The Corporations Amendment (Phoenixing and Other Measures) Bill 2012 (the Phoenixing Bill) passed the Senate last week, on 9 May 2012. It is currently awaiting Royal Assent. For a more detailed discussion of the Phoenixing Bill as well as the Similar Names Bill, see my earlier post here .
In essence, the key amendments to the Corporations Act 2001 (Cth) introduced by the Phoenixing Bill are twofold –
1. Conferring upon ASIC administrative power to wind up abandoned companies.
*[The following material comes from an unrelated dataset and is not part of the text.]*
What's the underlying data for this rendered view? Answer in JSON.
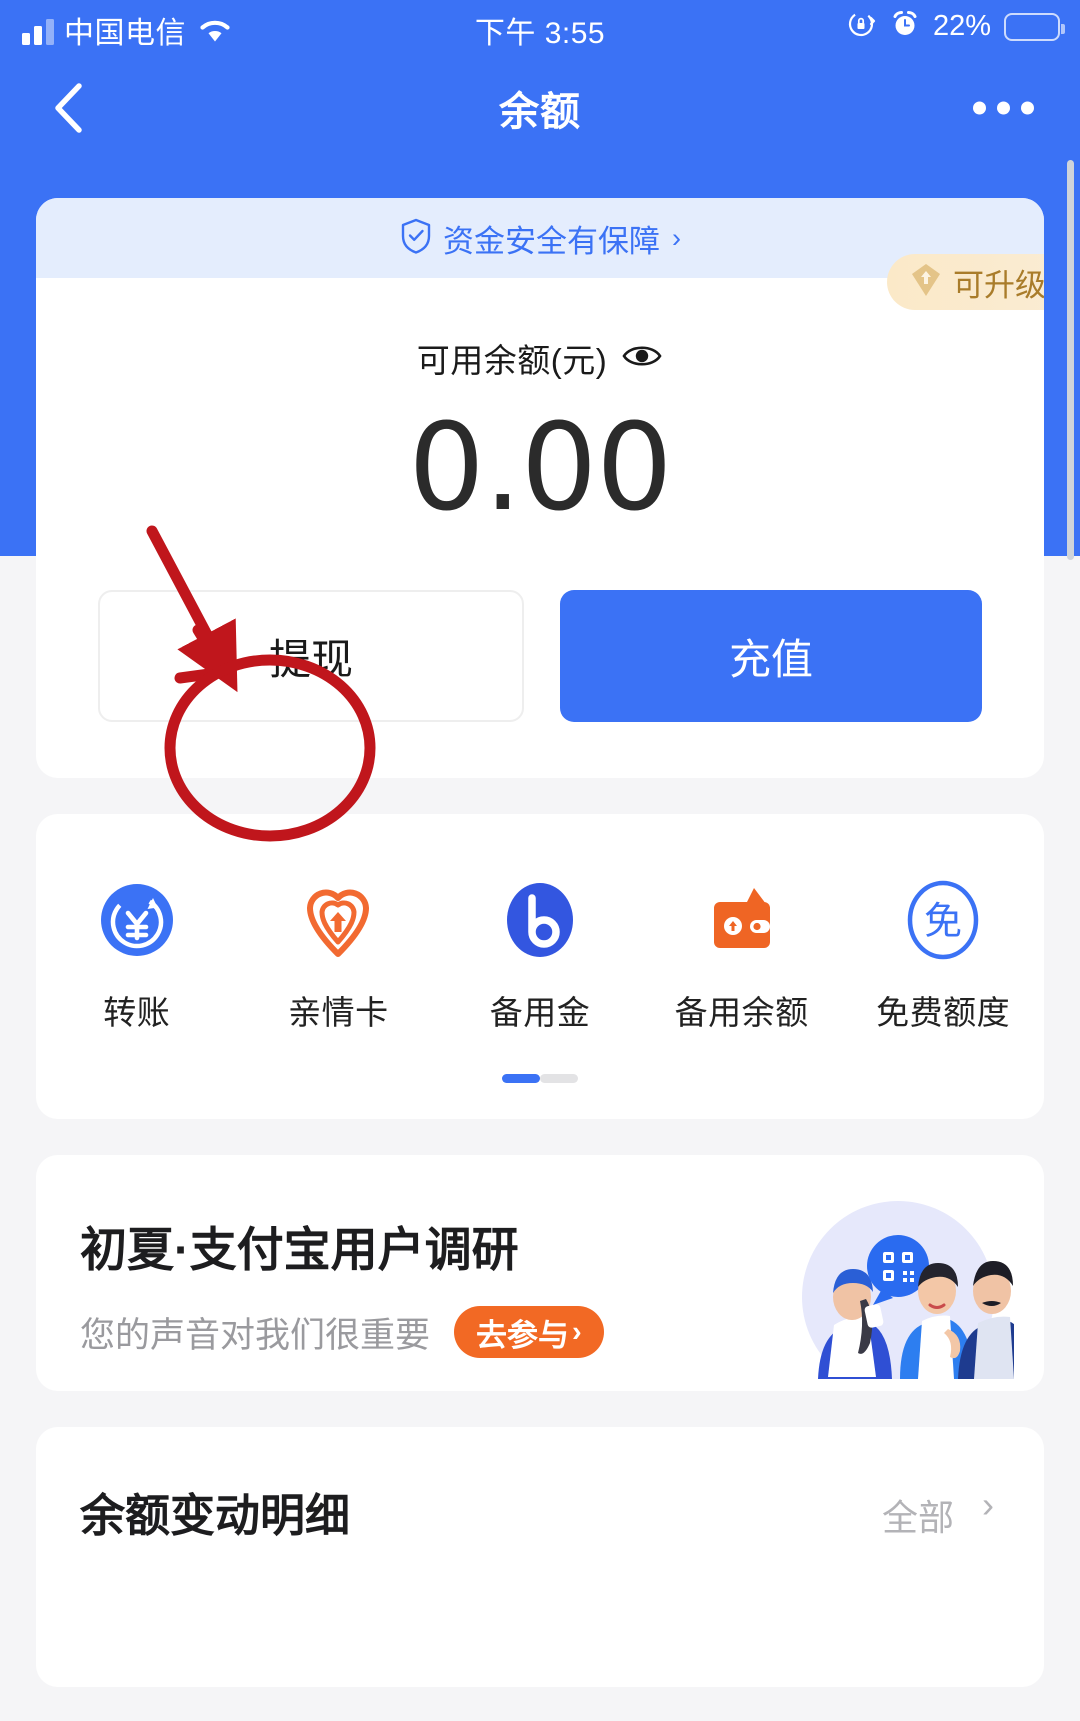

This power will be triggered when –
- it appears to ASIC that the company is no longer carrying on its business, based upon certain failures to lodge documents with ASIC (s 489F(1));
- the company has not paid its annual review fee within 12 months of the due date (s 489F(2));
- the company’s registration was reinstated by ASIC under s 601AH(1) (s 489F(3));
- ASIC is of the view that the company is no longer carrying on business, and has provided notice of its intention to the directors and received no objection (s 489F(4)).
2. Allowing for publication of insolvency notices on a central, public, ASIC-operated website, rather than in the print media or the ASIC gazette. Note that this is intended to go live as soon as 1 July 2012. See my other post from earlier this evening (link) in relation to the new draft regulations just released in this regard.
In relation to ASIC’s new power under the amendments –
Note that if ASIC orders under s 489F that a company be wound up, the company is deemed to have passed a resolution that it be wound up voluntarily under s 491 of the Corporations Act 2001 (Cth).
The stated aim of the main thrust of the Phoenixing Bill (ASIC’s new power) is the protection of workers’ entitlements in the context of phoenix activity. ASIC’s new power should enable employees of abandoned companies to access payment of some of their unpaid entitlements under GEERS, where before they were unable to do so because the company had not been placed into liquidation. Note that as part of its election commitments to workers package, the Government has indicated that it intends to replace GEERS, an administrative scheme, with a revised, but similar, legislative scheme.
An additional benefit of ASIC’s new power will be to enable a liquidator to investigate the affairs of an abandoned company, including suspected phoenix activity or other misconduct.
ASIC is expected to release draft guidance for public comment on how and when it will exercise this new power.
thanks for the newsflash. Do you know when the ‘similar names’bill will re-emerge? thanks Larissa
Larissa, good question. No we do not yet know. The Government has not yet announced when it intends to introduce the Bill to Parliament. Submissions closed for that Bill on 29 February 2012, and as yet have not been made public. (Some however are available online on the websites of those who submitted them, such as the submission of the Australian Institute of Company Directors and the Law Council of Australia.) I would speculate that the Government may be further amending the exposure draft in light of the fairly significant criticisms levelled at it. For instance the exposure draft of the Bill draws no distinction between failed companies, and those abandoned or placed into liquidation for the purpose of engaging in phoenix activity. It does not define “fraudulent phoenix activity” or require a dishonest intention on the part of directors to defraud or deceive creditors before it imposes personal liability. It effectively reverses the presumption of honesty or “innocence”, unless the contrary is proven. We will have to wait and see if and to what extent the submissions made have been taken on board and resulted in any changes to the exposure draft. Incidentally, I understand the Government has indicated that it expects to introduce the new DPN amendments Bill to Parliament before August (see my earlier post of 19 April 2012 on that draft Bill).